An Introduction to Deep Reinforcement Learning | Video: Arxiv Insights

What Kinds of Problems Can Reinforcement Learning Solve?

Reinforcement learning helps solve problems in expected and probabilistic environments.

In expected environments, an action must be executed in a certain order to produce a reward and will be punished if other orders are pursued.

Rewards in probabilistic environments, however, are harder to determine due to the inclusion of probability, and consequently, determine the action that should be taken through a defined policy. A policy accounts for probability and determines the action that the agent should take based on the conditions of the environment.​

Limitations of Reinforcement Learning

Although reinforcement learning offers many advantages in a variety of fields, it does come with some drawbacks:
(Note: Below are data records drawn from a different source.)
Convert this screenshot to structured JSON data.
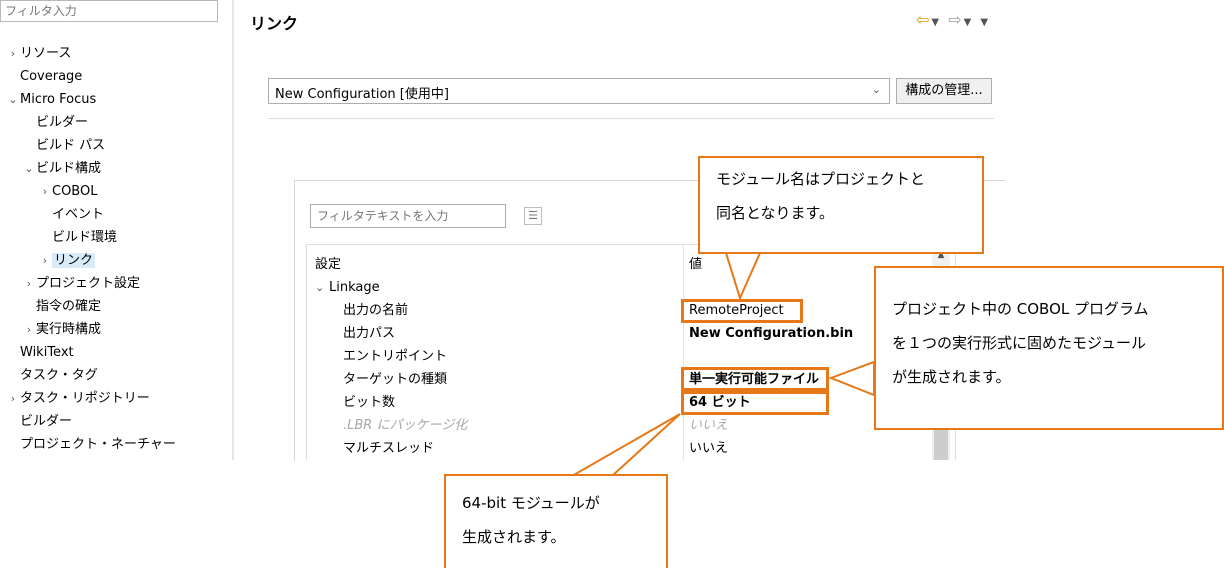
{
  "filter_input": {
    "placeholder": "フィルタ入力"
  },
  "tree": [
    {
      "label": "リソース",
      "chevron": "›",
      "indent": 1
    },
    {
      "label": "Coverage",
      "chevron": "",
      "indent": 1
    },
    {
      "label": "Micro Focus",
      "chevron": "⌄",
      "indent": 1
    },
    {
      "label": "ビルダー",
      "chevron": "",
      "indent": 2
    },
    {
      "label": "ビルド パス",
      "chevron": "",
      "indent": 2
    },
    {
      "label": "ビルド構成",
      "chevron": "⌄",
      "indent": 2
    },
    {
      "label": "COBOL",
      "chevron": "›",
      "indent": 3
    },
    {
      "label": "イベント",
      "chevron": "",
      "indent": 3
    },
    {
      "label": "ビルド環境",
      "chevron": "",
      "indent": 3
    },
    {
      "label": "リンク",
      "chevron": "›",
      "indent": 3,
      "selected": true
    },
    {
      "label": "プロジェクト設定",
      "chevron": "›",
      "indent": 2
    },
    {
      "label": "指令の確定",
      "chevron": "",
      "indent": 2
    },
    {
      "label": "実行時構成",
      "chevron": "›",
      "indent": 2
    },
    {
      "label": "WikiText",
      "chevron": "",
      "indent": 1
    },
    {
      "label": "タスク・タグ",
      "chevron": "",
      "indent": 1
    },
    {
      "label": "タスク・リポジトリー",
      "chevron": "›",
      "indent": 1
    },
    {
      "label": "ビルダー",
      "chevron": "",
      "indent": 1
    },
    {
      "label": "プロジェクト・ネーチャー",
      "chevron": "",
      "indent": 1
    }
  ],
  "page_title": "リンク",
  "config": {
    "selected": "New Configuration  [使用中]",
    "manage_label": "構成の管理..."
  },
  "filter_text": {
    "placeholder": "フィルタテキストを入力"
  },
  "table": {
    "header_setting": "設定",
    "header_value": "値",
    "group": "Linkage",
    "rows": [
      {
        "setting": "出力の名前",
        "value": "RemoteProject",
        "bold": false
      },
      {
        "setting": "出力パス",
        "value": "New Configuration.bin",
        "bold": true
      },
      {
        "setting": "エントリポイント",
        "value": "",
        "bold": false
      },
      {
        "setting": "ターゲットの種類",
        "value": "単一実行可能ファイル",
        "bold": true
      },
      {
        "setting": "ビット数",
        "value": "64 ビット",
        "bold": true
      },
      {
        "setting": ".LBR にパッケージ化",
        "value": "いいえ",
        "disabled": true
      },
      {
        "setting": "マルチスレッド",
        "value": "いいえ",
        "bold": false
      }
    ]
  },
  "callouts": {
    "module_name": [
      "モジュール名はプロジェクトと",
      "同名となります。"
    ],
    "executable": [
      "プロジェクト中の COBOL プログラム",
      "を１つの実行形式に固めたモジュール",
      "が生成されます。"
    ],
    "bitness": [
      "64-bit モジュールが",
      "生成されます。"
    ]
  },
  "colors": {
    "callout_border": "#e77817",
    "selection": "#d9ebf9"
  }
}
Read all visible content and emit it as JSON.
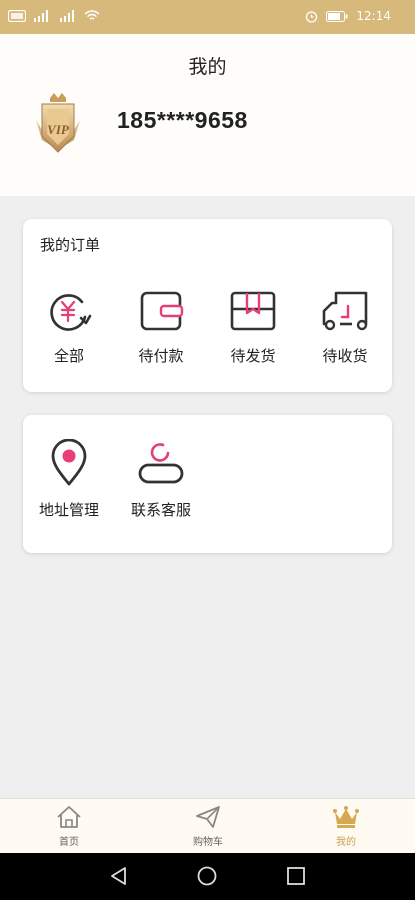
{
  "status_bar": {
    "left_icons": [
      "hd-icon",
      "signal-icon",
      "signal-icon",
      "wifi-icon"
    ],
    "time": "12:14"
  },
  "header": {
    "title": "我的",
    "phone": "185****9658",
    "badge_text": "VIP"
  },
  "orders": {
    "title": "我的订单",
    "items": [
      {
        "label": "全部",
        "icon": "yuan-refresh-icon"
      },
      {
        "label": "待付款",
        "icon": "wallet-icon"
      },
      {
        "label": "待发货",
        "icon": "package-box-icon"
      },
      {
        "label": "待收货",
        "icon": "delivery-truck-icon"
      }
    ]
  },
  "services": {
    "items": [
      {
        "label": "地址管理",
        "icon": "location-pin-icon"
      },
      {
        "label": "联系客服",
        "icon": "user-service-icon"
      }
    ]
  },
  "tabbar": {
    "tabs": [
      {
        "label": "首页",
        "icon": "home-icon"
      },
      {
        "label": "购物车",
        "icon": "paper-plane-icon"
      },
      {
        "label": "我的",
        "icon": "crown-icon",
        "active": true
      }
    ]
  },
  "colors": {
    "accent_gold": "#d7b97c",
    "active_tab": "#c9a254",
    "icon_pink": "#e83e76",
    "icon_dark": "#333333"
  }
}
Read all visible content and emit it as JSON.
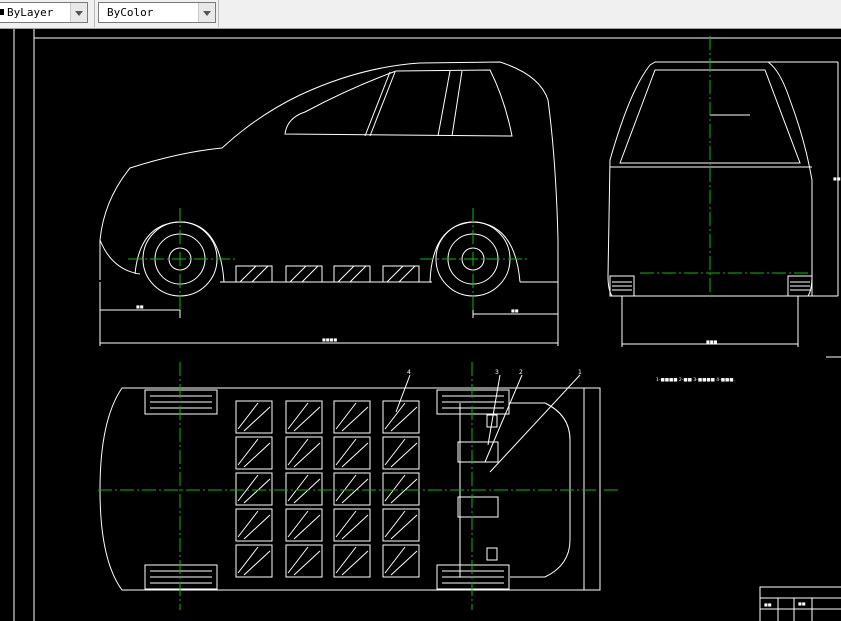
{
  "toolbar": {
    "linetype_value": "ByLayer",
    "color_value": "ByColor"
  },
  "drawing": {
    "dim_side_wheel_left": "■■",
    "dim_side_wheel_right": "■■",
    "dim_side_length": "■■■■",
    "dim_front_width": "■■■",
    "dim_front_height": "■■",
    "note_text": "1-■■■■ 2-■■ 3-■■■■ 4-■■■.",
    "callout_1": "1",
    "callout_2": "2",
    "callout_3": "3",
    "callout_4": "4",
    "title_block_cell_a": "■■",
    "title_block_cell_b": "■■"
  },
  "colors": {
    "line": "#ffffff",
    "centerline": "#00c000",
    "background": "#000000"
  }
}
  • Time-consuming: Reinforcement learning requires lots of data to learn an action while undergoing a trial-and-error process.
  • Too complex: Reinforcement learning is designed to address more complex issues and is not a great fit for simpler problems.
  • Lacking experience: Training for reinforcement learning often occurs within controlled environments. This means an agent or algorithm may not be prepared for unique circumstances and events that can occur in the real world.
  • Difficult to understand: Reinforcement learning often involves complex neural networks that are difficult to analyze.
  • Potentially harmful: Reinforcement learning can raise tough ethical questions. What if a model develops its own shortcuts or makes decisions that put people in harm’s way?
  • Easily affected: Noisy data, human interactions and dynamic environments can all impact the performance of agents and make them less effective.

What is reinforcement learning?

Reinforcement learning is a machine learning training method that employs a trial-and-error approach to teach an algorithm or agent how to complete a specific task. Based on actions that result in reward or failure, the agent improves over time as it gathers data from each attempt and learns the optimal way for performing an action.

What is an example of reinforcement learning?

An example of reinforcement learning is AlphaGo, which played itself thousands of times to understand Go and how to beat human players.